The benefits of current limiting
When an overcurrent event occurs, an eFuse such as the TPS25940 will limit the output current to a threshold set by an external resistor. In Figure 1, when the eFuse sees 4A (assuming a current limit [ILIM] of 3A), it will proceed to limit the output current to 3A. The scope shot in Figure 2 shows this response, with ILIM = 3.6A. The eFuse will current limit until either the overcurrent event is removed (IIN < ILIM) or until the eFuse reaches thermal shutdown (typically TJ = 150°C). Once an eFuse enters thermal shutdown, it will enter one of two modes: either latch off or auto retry (both of which I’ll discuss in the third installment of this series).

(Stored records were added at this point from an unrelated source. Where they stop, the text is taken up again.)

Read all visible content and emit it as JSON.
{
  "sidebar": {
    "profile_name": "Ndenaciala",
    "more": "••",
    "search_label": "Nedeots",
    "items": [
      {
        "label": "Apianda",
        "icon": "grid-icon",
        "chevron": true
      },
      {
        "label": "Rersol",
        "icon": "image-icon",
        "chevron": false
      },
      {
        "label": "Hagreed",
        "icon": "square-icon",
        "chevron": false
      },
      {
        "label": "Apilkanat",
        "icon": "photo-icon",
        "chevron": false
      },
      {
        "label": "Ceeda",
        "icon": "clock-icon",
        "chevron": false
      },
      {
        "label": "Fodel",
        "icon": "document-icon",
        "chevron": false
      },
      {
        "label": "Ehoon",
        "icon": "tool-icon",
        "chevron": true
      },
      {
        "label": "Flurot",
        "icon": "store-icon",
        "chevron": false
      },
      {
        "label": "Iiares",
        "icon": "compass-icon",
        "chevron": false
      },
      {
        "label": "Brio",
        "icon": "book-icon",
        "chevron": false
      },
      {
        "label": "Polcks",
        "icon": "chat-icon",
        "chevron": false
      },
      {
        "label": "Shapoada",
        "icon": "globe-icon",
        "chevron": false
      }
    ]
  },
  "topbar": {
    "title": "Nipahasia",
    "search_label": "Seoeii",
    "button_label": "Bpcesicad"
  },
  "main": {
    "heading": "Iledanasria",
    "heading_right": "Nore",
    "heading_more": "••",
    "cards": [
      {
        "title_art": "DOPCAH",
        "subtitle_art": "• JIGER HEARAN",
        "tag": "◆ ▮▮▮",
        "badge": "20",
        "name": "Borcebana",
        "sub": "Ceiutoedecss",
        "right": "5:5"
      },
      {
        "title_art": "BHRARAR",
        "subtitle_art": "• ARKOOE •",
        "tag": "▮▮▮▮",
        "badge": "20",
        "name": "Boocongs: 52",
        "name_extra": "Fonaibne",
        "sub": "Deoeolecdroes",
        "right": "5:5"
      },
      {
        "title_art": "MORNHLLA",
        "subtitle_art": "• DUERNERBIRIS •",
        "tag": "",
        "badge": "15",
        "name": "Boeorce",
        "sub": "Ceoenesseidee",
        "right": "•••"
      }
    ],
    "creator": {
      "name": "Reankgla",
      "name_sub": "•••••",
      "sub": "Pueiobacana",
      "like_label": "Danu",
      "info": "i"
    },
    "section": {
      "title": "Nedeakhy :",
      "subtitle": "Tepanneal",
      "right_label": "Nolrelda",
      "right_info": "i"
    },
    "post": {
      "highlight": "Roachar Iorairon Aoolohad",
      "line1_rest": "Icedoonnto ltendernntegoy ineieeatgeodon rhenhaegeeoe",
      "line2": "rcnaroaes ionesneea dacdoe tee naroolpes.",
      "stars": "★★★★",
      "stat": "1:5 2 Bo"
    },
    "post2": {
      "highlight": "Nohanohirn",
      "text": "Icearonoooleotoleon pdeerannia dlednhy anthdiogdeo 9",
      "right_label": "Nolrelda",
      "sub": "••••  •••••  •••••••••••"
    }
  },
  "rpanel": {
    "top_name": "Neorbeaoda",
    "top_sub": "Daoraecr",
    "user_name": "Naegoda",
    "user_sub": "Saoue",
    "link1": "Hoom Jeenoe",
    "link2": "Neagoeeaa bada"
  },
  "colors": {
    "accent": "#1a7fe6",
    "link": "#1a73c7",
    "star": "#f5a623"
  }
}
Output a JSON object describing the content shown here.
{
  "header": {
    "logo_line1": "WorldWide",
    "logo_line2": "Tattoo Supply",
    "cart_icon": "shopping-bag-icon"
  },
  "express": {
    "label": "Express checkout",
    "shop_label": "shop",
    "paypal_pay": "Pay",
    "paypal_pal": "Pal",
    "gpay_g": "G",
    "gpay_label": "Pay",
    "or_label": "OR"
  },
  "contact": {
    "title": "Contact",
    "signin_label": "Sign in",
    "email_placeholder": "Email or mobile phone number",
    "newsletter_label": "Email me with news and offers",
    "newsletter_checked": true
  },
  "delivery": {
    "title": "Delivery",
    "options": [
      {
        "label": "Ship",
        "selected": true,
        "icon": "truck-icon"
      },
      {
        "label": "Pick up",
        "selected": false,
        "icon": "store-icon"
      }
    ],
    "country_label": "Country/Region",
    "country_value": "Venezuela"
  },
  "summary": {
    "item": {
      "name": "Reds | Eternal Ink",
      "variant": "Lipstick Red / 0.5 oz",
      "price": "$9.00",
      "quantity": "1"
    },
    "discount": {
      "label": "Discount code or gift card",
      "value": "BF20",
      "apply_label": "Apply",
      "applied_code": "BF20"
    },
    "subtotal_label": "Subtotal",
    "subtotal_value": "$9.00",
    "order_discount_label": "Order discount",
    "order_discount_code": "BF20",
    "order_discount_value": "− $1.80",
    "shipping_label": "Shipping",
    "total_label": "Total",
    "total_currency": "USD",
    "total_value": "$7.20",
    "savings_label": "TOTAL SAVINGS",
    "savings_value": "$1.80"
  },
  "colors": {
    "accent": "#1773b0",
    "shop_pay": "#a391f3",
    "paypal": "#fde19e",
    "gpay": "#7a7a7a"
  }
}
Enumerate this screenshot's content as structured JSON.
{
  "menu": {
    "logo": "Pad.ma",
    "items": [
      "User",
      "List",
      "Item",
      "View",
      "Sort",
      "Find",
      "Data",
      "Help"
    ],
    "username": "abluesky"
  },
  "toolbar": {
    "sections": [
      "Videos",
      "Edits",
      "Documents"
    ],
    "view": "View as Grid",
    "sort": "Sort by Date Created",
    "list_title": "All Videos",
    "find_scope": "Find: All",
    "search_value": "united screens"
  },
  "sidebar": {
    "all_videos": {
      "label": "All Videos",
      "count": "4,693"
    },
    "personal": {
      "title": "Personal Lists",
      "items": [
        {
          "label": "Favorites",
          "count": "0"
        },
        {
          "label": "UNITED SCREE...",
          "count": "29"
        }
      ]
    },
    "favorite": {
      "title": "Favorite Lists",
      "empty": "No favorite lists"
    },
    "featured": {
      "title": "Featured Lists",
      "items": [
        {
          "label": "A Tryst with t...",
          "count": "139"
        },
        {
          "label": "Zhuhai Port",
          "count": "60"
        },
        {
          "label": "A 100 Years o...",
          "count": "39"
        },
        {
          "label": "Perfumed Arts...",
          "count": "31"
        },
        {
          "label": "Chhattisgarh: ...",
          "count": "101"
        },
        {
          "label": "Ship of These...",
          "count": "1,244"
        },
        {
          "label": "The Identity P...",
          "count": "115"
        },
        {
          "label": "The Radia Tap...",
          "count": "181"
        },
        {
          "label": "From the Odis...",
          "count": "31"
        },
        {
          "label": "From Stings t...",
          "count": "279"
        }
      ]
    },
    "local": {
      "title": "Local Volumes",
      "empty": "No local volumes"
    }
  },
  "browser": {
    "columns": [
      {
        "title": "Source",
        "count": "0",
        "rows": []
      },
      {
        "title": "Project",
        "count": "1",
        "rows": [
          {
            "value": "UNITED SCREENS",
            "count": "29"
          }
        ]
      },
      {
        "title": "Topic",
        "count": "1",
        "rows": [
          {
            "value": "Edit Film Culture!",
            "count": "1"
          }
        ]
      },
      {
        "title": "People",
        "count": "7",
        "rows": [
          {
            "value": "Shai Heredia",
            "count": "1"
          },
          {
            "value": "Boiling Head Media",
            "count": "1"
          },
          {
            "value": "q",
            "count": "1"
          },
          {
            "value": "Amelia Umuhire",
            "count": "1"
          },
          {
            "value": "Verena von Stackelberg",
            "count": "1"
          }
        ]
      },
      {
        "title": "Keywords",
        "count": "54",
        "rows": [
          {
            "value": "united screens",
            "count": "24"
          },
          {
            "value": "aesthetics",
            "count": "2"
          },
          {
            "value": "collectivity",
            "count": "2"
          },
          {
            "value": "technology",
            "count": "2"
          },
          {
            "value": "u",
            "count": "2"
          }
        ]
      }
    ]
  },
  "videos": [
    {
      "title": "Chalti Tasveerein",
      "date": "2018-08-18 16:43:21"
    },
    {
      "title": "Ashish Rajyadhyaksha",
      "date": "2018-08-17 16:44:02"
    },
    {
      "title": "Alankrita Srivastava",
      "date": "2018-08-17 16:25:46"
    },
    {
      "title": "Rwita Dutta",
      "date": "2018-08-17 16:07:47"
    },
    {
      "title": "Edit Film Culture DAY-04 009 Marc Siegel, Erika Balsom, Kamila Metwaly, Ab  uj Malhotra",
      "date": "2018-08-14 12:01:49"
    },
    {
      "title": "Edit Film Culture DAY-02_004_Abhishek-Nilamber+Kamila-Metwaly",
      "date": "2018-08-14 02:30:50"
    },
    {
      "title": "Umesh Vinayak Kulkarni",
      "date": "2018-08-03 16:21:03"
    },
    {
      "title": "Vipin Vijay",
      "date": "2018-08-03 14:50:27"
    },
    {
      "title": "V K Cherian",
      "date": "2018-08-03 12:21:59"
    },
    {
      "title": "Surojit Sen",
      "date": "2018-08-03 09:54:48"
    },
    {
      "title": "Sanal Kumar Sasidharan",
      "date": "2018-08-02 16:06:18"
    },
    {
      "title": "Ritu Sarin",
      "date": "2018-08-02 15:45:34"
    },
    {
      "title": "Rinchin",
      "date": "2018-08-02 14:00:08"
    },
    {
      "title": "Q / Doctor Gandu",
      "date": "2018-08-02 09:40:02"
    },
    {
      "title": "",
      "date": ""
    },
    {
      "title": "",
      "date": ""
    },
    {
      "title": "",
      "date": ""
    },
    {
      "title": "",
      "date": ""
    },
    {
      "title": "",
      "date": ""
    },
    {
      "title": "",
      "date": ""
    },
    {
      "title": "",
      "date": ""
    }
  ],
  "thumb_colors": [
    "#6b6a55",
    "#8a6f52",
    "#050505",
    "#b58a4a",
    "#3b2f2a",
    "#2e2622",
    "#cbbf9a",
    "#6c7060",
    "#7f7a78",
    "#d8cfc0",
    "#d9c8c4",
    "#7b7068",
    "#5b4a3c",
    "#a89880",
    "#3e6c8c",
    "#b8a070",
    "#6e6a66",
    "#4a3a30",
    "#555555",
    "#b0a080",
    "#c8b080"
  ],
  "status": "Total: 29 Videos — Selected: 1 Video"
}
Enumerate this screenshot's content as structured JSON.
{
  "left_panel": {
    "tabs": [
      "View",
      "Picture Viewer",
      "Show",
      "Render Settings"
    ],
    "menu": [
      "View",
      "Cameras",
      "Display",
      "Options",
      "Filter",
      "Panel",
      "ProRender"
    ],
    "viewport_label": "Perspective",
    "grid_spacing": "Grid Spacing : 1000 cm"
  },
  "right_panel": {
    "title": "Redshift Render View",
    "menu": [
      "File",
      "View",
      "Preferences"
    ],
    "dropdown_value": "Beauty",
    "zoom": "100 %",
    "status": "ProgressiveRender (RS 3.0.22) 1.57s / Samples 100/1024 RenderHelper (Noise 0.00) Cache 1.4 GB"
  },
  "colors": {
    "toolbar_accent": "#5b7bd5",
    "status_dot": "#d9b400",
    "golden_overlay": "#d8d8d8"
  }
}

Figure 1: TPS25940 current limiting 4A down to 3.6A
Current limiting shares similar benefits to that of output-voltage clamping, in that the eFuse allows the system to not see the overcurrent event, protecting all downstream circuitry from the higher current. It will also report the fault, allowing the system to prepare for imminent shutdown and perform “last-gasp” functionality. This can be beneficial in applications such as Solid State Drives (SSDs), especially if the overcurrent event is temporary. However, applications where safety is more important than uptime can benefit from an eFuse with circuit breaking instead of current limiting.
The benefits of circuit breaking
An eFuse with circuit breaking acts as its name suggests; it breaks the circuit in response to an overcurrent event. Looking again at Figure 1, if IIN suddenly became 4A, an eFuse with circuit-breaker functionality (such as the TPS25944A or TPS25944L) would open the circuit. This means that IOUT would be 0A, and all of the downstream circuitry would be protected from the higher current, as shown in Figure 2.
Figure 2: TPS25944A circuit-breaker functionality (IIN = 4A, IOUT = 0A)
The benefit of this functionality is similar to the benefit of an eFuse with output-voltage cutoff; it does not allow the higher current to affect any downstream circuitry. This form of protection comes at the cost of the downstream circuitry losing power, but that can actually be a good thing in an application like the inside of a data center server rack.
Imagine that the TPS25944A is protecting the input power to the hard drive, and the backplane connector shorts. If the hard drive has a current-limiting eFuse, it will continue to draw 3A through the backplane connector until the eFuse reaches thermal shutdown. This current draw through a faulty connector could cause the connector to overheat and begin to smoke or catch fire. If the hard drive contains sensitive data, it could be damaged in the resulting fire and the data could be lost.
There is no one-size-fits-all answer as to which type of overcurrent protection will be best for every application. However, now that you are familiar with what options are available, you should be able to make the best decision for your next design. Stay tuned for the third and final installment of this series, when I’ll discuss what happens after an eFuse enters thermal shutdown.
- Read part 1 and part 3 of this blog series.
- Read the blog post, “Get out of the dark: Upgrade your fuse!”
- Check out TI's eFuse portfolio.
- Check out these reference designs:
- TI Designs Last Gasp Hold Up Energy Storage Solution reference design.
- TI Designs High-Efficiency Backup Power Supply Reference Design